Go Down

Topic: Arduino driving MOSFET (Read 345 times) previous topic - next topic

btfdev

Hiya,

Just need a quick confirmation from the experts here.

Using Arduino PWM output, we can supply required voltages (0V to 5V) to drive a logic level MOSFET?

Thinking about using a 10 turn pot mapping to the Arduino output, it should be precise enough to do the job.

Thanks, BTFDev

retrolefty


Hiya,

Just need a quick confirmation from the experts here.

Using Arduino PWM output, we can supply required voltages (0V to 5V) to drive a logic level MOSFET?

Yes that will work. Many recommend adding a series 200-330 ohm series resistor between the pwm pin and the mosfet gate pin to limit current flow during transition switching of the capacitance load of the mosfet. Also if the mosfet drain circuit is wire to a DC voltage source other then the arduino +5vdc then a 10k resistor wired between gate and source terminals of the mosfet will insure that the device remains turned off in the case where the arduino might get powered off but the mosfet external voltage source is still on.


Thinking about using a 10 turn pot mapping to the Arduino output, it should be precise enough to do the job.

That should work ok, but keep in mind that the pot input allows 10bits of resolution of the analog input converter but the analogWrite command only has 256 bits of resolution, so a precision pot's capability may not be able to be fully utilized over say a quality single turn pot which may be good enough.
Lefty
Thanks,

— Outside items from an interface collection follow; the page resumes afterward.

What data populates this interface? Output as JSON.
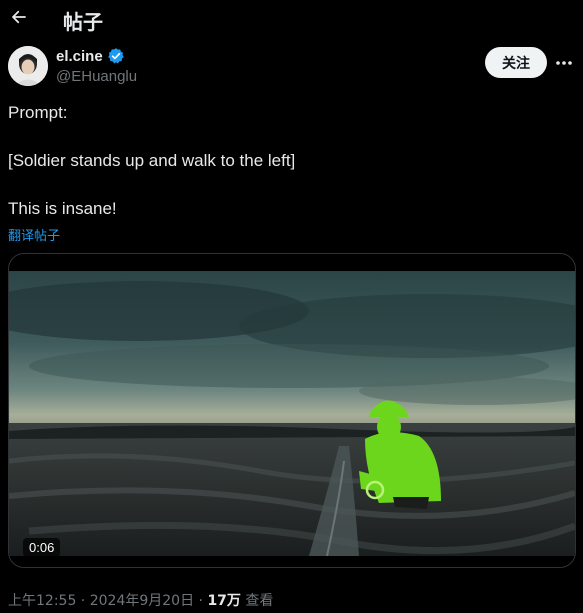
{
  "header": {
    "title": "帖子",
    "back_icon": "arrow-left-icon"
  },
  "author": {
    "display_name": "el.cine",
    "handle": "@EHuanglu",
    "verified_color": "#1d9bf0"
  },
  "follow_label": "关注",
  "tweet": {
    "lines": [
      "Prompt:",
      "[Soldier stands up and walk to the left]",
      "This is insane!"
    ],
    "translate_label": "翻译帖子"
  },
  "video": {
    "timecode": "0:06"
  },
  "meta": {
    "time": "上午12:55",
    "sep1": " · ",
    "date": "2024年9月20日",
    "sep2": " · ",
    "views": "17万",
    "views_label": " 查看"
  },
  "colors": {
    "accent": "#1d9bf0",
    "highlight": "#6cd61c"
  }
}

BTFDev

Krodal

A logic level mosfet will turn on with a "logic level", as the name says.
Most normal mosfets will be on at 9V or so, and can't be driven directly by an Arduino.

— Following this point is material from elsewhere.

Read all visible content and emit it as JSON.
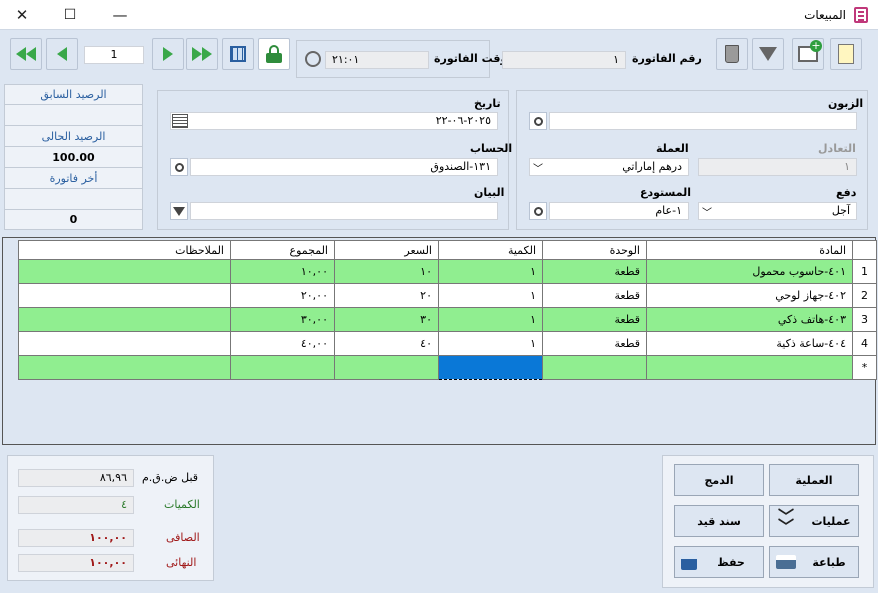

But some logic level mosfets turn on at 2V, others turn on at 4V. You can find in the datasheet how much current the mosfet is able to control at a certain gate voltage.

To find a logic level mosfet, you could search Ebay for "logic mosfet".

Go Up